New research reveals provocative messaging at "renewal time" makes customers more willing to shop around and even switch providers
PLEASANTON, California, Nov. 1, 2016 /PRNewswire/ -- Corporate Visions, Inc., the leading marketing and sales messaging, content and skills training company, announced the results of an experiment showing that provocative messaging approaches can put you at a significant disadvantage in a renewal selling context, and actually increase customers' willingness to shop around and even switch to an alternative.
For the experiment, Corporate Visions contracted with Dr. Zakary Tormala, an expert in persuasion and messaging who conducted the study. Separately, Tormala is a social psychologist at the Stanford Graduate School of Business.
The study, which tested two provocative selling messages against a message that reinforced the known causes of status quo bias, found that participants in the provocative conditions were 10 percent more likely to switch providers or shop around than participants in the status quo reinforcement message.
"At a time when challenging the customer is all the rage, this research stands as a strong rebuttal to the idea that provocative messaging is universally applicable," said Tim Riesterer, chief strategy officer of Corporate Visions. "As this study shows, messaging that challenges the status quo can actually backfire in a renewal selling scenario, putting you at a significant disadvantage when you're trying to protect your status as the incumbent."
The study also found that participants who experienced the status quo reinforcement message, which documented success, reported a:
13 percent boost in intentions to renew, relative to the two provocative messages.
9 percent boost in positive attitudes, compared to the two provocative messages.
7 percent lift in credibility perceptions, relative to the provocative conditions.

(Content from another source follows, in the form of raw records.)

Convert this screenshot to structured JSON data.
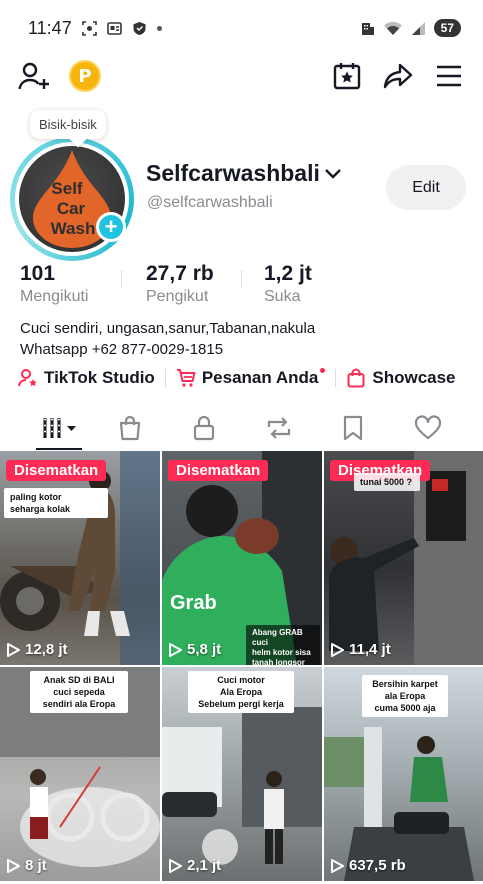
{
  "status_bar": {
    "time": "11:47",
    "battery": "57"
  },
  "profile": {
    "bubble_text": "Bisik-bisik",
    "avatar_logo_lines": [
      "Self",
      "Car",
      "Wash"
    ],
    "display_name": "Selfcarwashbali",
    "username": "@selfcarwashbali",
    "edit_label": "Edit",
    "coin_letter": "P"
  },
  "stats": [
    {
      "value": "101",
      "label": "Mengikuti"
    },
    {
      "value": "27,7 rb",
      "label": "Pengikut"
    },
    {
      "value": "1,2 jt",
      "label": "Suka"
    }
  ],
  "bio": {
    "line1": "Cuci sendiri, ungasan,sanur,Tabanan,nakula",
    "line2": "Whatsapp +62 877-0029-1815"
  },
  "links": {
    "studio": "TikTok Studio",
    "orders": "Pesanan Anda",
    "showcase": "Showcase"
  },
  "videos": [
    {
      "pinned": "Disematkan",
      "caption": "paling kotor\nseharga kolak",
      "views": "12,8 jt"
    },
    {
      "pinned": "Disematkan",
      "caption": "Abang GRAB cuci\nhelm kotor sisa\ntanah longsor",
      "views": "5,8 jt"
    },
    {
      "pinned": "Disematkan",
      "caption": "tunai 5000 ?",
      "views": "11,4 jt"
    },
    {
      "pinned": "",
      "caption": "Anak SD di BALI\ncuci sepeda\nsendiri ala Eropa",
      "views": "8 jt"
    },
    {
      "pinned": "",
      "caption": "Cuci motor\nAla Eropa\nSebelum pergi kerja",
      "views": "2,1 jt"
    },
    {
      "pinned": "",
      "caption": "Bersihin karpet\nala Eropa\ncuma 5000 aja",
      "views": "637,5 rb"
    }
  ],
  "colors": {
    "accent": "#fe2c55",
    "ring": "#20c4e0",
    "muted": "#8a8b91"
  }
}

"There's a time and a place for a disruptive message that injects urgency into the conversation, and it's when you're the outsider looking to defeat the status quo or introduce a new concept, not when you're the insider trying to maintain a service or subscription," Riesterer said. "So many customer conversations revolve around the question of 'why stay,' and to answer that question effectively, marketers and salespeople need to be great at reinforcing the causes of the status quo bias in their messaging, content and skills."